President Biden organised a summit gathering at the White House on Thursday to condemn white supremacy and other types of racism. He called on Americans to speak out against prejudice, and he took a veiled shot at former President Donald J. Trump for, in his opinion, countingenancing hate-fueled violence.
The President of the United States said to a restricted audience that included activists and family members of victims of hate-motivated crimes, “In the United States of America, evil will not triumph, will not prevail.” “And those who believe in white supremacy will not get the last word.”
Mr. Biden has maintained for a long time that he made the decision to run for president after a white nationalist rally in Charlottesville, Virginia, in 2017 descended into violence and Mr. Trump stated that there were “very fine people on both sides” of the conflict between the protesters and the counterprotesters. In order to hammer home this point, Mr. Biden was presented with an introduction on Thursday by Susan Bro, whose daughter Heather Heyer was one of the people who was murdered by a vehicle during the demonstration in Charlottesville.
The conference titled “United We Stand,” on the other hand, brought to light the difficulties associated with Mr. Biden’s vision of togetherness. Although several Republican mayors and a longstanding Republican pundit who has been critical of Mr. Trump, Ana Navarro, was invited to speak by the White House, no nationally renowned Republican elected officials took part in the event. A variety of nonpartisan and bipartisan initiatives were also highlighted during the event. One of these initiatives was a new organisation that had been founded by former presidential aides to combat what the organisation referred to as “a growing tide of hate-fueled violence in America.”
The group, which goes by the name Dignity.us, was established by four individuals who had previously worked as domestic policy advisers in the White House. These individuals are as follows: John Bridgeland, who served under President George W. Bush; Joe Grogan, who served under Mr. Trump; Melody Barnes and Cecilia Muoz, who served under President Barack Obama.
Even while he did not directly address Mr. Trump by name, Mr. Biden ridiculed the way in which his predecessor handled the violence in Charlottesville. “When the previous man was asked what did he think, he said he felt there were some wonderful individuals on both sides,” Mr. Biden said.
The meeting took place two weeks after former President Joe Biden offered a harsh condemnation of President Trump and the “MAGA Republicans” as being inherently anti-democratic.
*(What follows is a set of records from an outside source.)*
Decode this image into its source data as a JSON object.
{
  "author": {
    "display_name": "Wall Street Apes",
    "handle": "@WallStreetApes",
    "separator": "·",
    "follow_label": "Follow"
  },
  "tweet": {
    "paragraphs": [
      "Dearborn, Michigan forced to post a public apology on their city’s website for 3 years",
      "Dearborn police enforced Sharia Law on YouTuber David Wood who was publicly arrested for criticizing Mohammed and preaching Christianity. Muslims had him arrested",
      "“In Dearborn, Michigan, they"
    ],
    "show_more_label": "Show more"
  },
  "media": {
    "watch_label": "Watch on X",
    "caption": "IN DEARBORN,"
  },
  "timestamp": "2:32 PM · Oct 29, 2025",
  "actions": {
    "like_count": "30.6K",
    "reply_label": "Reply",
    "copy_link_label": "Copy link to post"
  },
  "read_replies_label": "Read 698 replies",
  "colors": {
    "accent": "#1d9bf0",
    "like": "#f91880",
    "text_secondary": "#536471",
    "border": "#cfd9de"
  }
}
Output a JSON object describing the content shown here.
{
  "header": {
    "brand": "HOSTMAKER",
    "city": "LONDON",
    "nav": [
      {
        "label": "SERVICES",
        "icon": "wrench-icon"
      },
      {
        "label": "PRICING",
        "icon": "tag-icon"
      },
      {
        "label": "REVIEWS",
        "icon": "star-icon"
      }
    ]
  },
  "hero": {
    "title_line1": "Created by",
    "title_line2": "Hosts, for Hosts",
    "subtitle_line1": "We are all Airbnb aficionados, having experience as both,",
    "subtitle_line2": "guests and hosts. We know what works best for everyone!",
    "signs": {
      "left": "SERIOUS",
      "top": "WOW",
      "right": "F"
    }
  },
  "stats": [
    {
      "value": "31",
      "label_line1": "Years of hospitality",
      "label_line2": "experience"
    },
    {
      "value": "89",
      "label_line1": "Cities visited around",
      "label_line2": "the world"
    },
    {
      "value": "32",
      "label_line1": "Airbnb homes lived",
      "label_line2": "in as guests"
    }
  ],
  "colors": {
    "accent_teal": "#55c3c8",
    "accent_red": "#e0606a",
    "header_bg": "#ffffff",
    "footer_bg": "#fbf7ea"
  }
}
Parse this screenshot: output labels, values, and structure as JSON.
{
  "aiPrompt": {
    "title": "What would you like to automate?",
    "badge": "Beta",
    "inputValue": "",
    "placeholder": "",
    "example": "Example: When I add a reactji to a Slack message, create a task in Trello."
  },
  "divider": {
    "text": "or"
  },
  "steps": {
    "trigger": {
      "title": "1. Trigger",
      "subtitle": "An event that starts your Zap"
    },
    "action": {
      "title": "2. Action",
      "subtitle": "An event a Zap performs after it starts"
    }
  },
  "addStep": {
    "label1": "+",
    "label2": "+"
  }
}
However, the president provided a response to those detractors who have said that he is the one who is causing division in the United States.
He said, “There are those people who think that if we bring this up, we are simply going to split the nation.” Bring it up, and we will put an end to it rather than keeping quiet about it.
Later on, he addressed the crowd, saying, “Folks, we cannot be frightened by people who are talking about this as if we’re some kind of wacko liberal lot.”